Rita O’Grady (Sally Hawkins) works at the Ford plant in 1968 Dagenham, England. She is one of 187 women machinists and they want equal pay. Their supervisor, Albert (Bob Hoskins), agrees that they should be paid just the same as the male workforce at Ford. However, the heavy roadblocks of unions and the Ford suits do not share the progressive mind of Albert and his girls. So they do the unthinkable and strike. Even though they’re just a small contingent of the giant automobile plant in Dagenham, the ripple effect of their actions shuts down the entire plant.
Rita’s husband Eddie (Daniel Mays) also works at the Ford plant. At first, all the men in the tight-knit community support the women. That is until the strike goes on longer than expected and income ceases to exist. Rita and her girls refuse to bend on their terms with Ford’s big boys and gain national notoriety. Even the Prime Minister and his Secretary of Employment Barbara Castle (Miranda Richardson) begin to take notice. Eventually the women machinist are heading toward a historical debate with the unions and the government, all while their families struggle to make ends meet.
This is a true account of the events that took place back in 1968. So yes, the outcome could already be known by the viewer. Having said that, if one wasn’t up to speed, the outcome is unfortunately made fairly obvious from the get-go. And that’s the problem. The script doesn’t do anything to mask what will happen. In a last ditch effort, a few random dramatic moments involving the women’s home life strike an emotional chord (a minor one) that the audience can relate to. Yet that doesn’t happen until the third act and by that point, the level of intrigue is slowly withering away.

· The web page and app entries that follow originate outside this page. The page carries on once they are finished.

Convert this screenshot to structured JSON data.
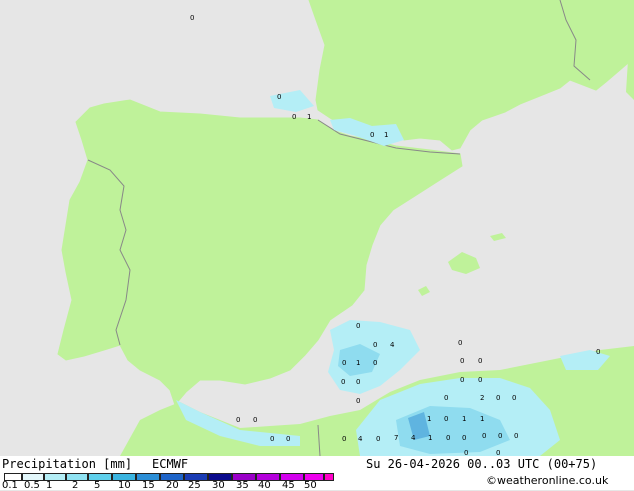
{
  "colors": {
    "land": "#bff29a",
    "sea": "#e6e6e6",
    "border": "#888888",
    "precip_light": "#b4eef6",
    "precip_mid": "#8fdcef",
    "precip_heavy": "#5fb4e0"
  },
  "footer": {
    "product_label": "Precipitation [mm]",
    "model_label": "ECMWF",
    "valid_time": "Su 26-04-2026 00..03 UTC (00+75)",
    "credit": "©weatheronline.co.uk"
  },
  "legend": {
    "ticks": [
      "0.1",
      "0.5",
      "1",
      "2",
      "5",
      "10",
      "15",
      "20",
      "25",
      "30",
      "35",
      "40",
      "45",
      "50"
    ],
    "swatch_colors": [
      "#ffffff",
      "#e3f7fb",
      "#b4eef6",
      "#8fe2f2",
      "#5fd0ec",
      "#3ab4e0",
      "#2b8ed6",
      "#1e64c8",
      "#1a3cb4",
      "#0a0a8c",
      "#9a00c8",
      "#b400dc",
      "#d200ee",
      "#ee00ee",
      "#ff00c8"
    ]
  },
  "map_labels": [
    {
      "text": "0"
    },
    {
      "text": "0"
    },
    {
      "text": "0"
    },
    {
      "text": "1"
    },
    {
      "text": "0"
    },
    {
      "text": "1"
    },
    {
      "text": "0"
    },
    {
      "text": "0"
    },
    {
      "text": "4"
    },
    {
      "text": "0"
    },
    {
      "text": "0"
    },
    {
      "text": "1"
    },
    {
      "text": "0"
    },
    {
      "text": "0"
    },
    {
      "text": "0"
    },
    {
      "text": "0"
    },
    {
      "text": "0"
    },
    {
      "text": "0"
    },
    {
      "text": "0"
    },
    {
      "text": "0"
    },
    {
      "text": "0"
    },
    {
      "text": "0"
    },
    {
      "text": "2"
    },
    {
      "text": "0"
    },
    {
      "text": "0"
    },
    {
      "text": "0"
    },
    {
      "text": "0"
    },
    {
      "text": "1"
    },
    {
      "text": "0"
    },
    {
      "text": "1"
    },
    {
      "text": "1"
    },
    {
      "text": "0"
    },
    {
      "text": "0"
    },
    {
      "text": "0"
    },
    {
      "text": "4"
    },
    {
      "text": "0"
    },
    {
      "text": "7"
    },
    {
      "text": "4"
    },
    {
      "text": "1"
    },
    {
      "text": "0"
    },
    {
      "text": "0"
    },
    {
      "text": "0"
    },
    {
      "text": "0"
    },
    {
      "text": "0"
    },
    {
      "text": "0"
    },
    {
      "text": "0"
    }
  ]
}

Now if this flick was keeping to the facts – which is questionable when you see the clips of real women from back then during the credits and then compare it to the casting for this flick – one can accept that. When reading about history, some stories are interesting and some are very plain. Dagenham is the latter and is drawn out for no apparent reason. If this was treated as a short film (20 minutes or less), it would have been more entertaining. By extending it, the well-acted characters become long-winded. Plus, the mumbling dialogue – fast talking British accent – is very tough to follow. One will not even register an emotional feeling on how society thought back then. And that is the point of these flicks. When watching similar historical pieces such as Rosewood – which depicted how whites still oppressed black citizens – one had emotional thoughts on how people acted back then. As in, how do we ever think like this? In this flick, you just don’t care.
Overall, Made in Dagenham peaks the interest but the lack of natural drama in the story is a killer. Probably should have just done a traditional documentary. That would possibly excuse the lack of feeling the majority of this flick is truly missing. The set designs weren’t all that fun to explore either. If one is a history buff and is enamored by these types of stories, just go read the summation on Wikipedia.
Rating: 2 out of 5
Review by Joe Belcastro